Study material:

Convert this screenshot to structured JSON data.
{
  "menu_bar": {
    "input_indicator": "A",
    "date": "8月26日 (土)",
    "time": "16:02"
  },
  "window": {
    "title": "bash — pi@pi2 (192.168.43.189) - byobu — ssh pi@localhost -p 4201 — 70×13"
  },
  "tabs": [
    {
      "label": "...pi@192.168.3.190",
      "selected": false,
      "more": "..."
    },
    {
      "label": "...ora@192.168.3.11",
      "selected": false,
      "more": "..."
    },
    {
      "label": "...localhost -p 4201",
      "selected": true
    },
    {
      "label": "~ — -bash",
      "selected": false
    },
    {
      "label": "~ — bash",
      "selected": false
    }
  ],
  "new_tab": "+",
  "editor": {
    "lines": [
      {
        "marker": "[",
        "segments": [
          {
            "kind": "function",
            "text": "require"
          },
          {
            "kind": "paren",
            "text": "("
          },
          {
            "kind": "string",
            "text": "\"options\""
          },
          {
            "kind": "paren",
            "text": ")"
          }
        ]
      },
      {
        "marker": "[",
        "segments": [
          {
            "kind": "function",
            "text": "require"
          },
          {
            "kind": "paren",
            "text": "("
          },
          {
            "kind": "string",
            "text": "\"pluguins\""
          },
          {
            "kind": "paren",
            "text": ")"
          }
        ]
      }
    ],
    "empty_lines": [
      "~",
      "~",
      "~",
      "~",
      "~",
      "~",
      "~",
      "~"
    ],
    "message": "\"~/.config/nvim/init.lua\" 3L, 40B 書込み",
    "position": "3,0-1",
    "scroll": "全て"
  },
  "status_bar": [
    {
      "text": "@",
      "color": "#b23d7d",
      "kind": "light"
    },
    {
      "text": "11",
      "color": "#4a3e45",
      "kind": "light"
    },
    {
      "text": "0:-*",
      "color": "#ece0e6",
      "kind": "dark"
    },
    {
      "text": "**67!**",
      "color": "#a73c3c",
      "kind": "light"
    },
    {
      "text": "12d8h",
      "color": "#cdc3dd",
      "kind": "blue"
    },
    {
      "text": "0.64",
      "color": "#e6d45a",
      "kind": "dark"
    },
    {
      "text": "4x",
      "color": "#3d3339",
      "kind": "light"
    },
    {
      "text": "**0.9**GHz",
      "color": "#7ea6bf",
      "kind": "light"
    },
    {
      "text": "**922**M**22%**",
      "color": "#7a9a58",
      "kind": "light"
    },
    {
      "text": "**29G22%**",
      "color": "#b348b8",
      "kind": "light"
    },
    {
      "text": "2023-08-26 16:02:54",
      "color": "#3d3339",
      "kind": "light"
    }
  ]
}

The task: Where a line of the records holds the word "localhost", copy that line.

Task answer:
    "title": "bash — pi@pi2 (192.168.43.189) - byobu — ssh pi@localhost -p 4201 — 70×13"
      "label": "...localhost -p 4201",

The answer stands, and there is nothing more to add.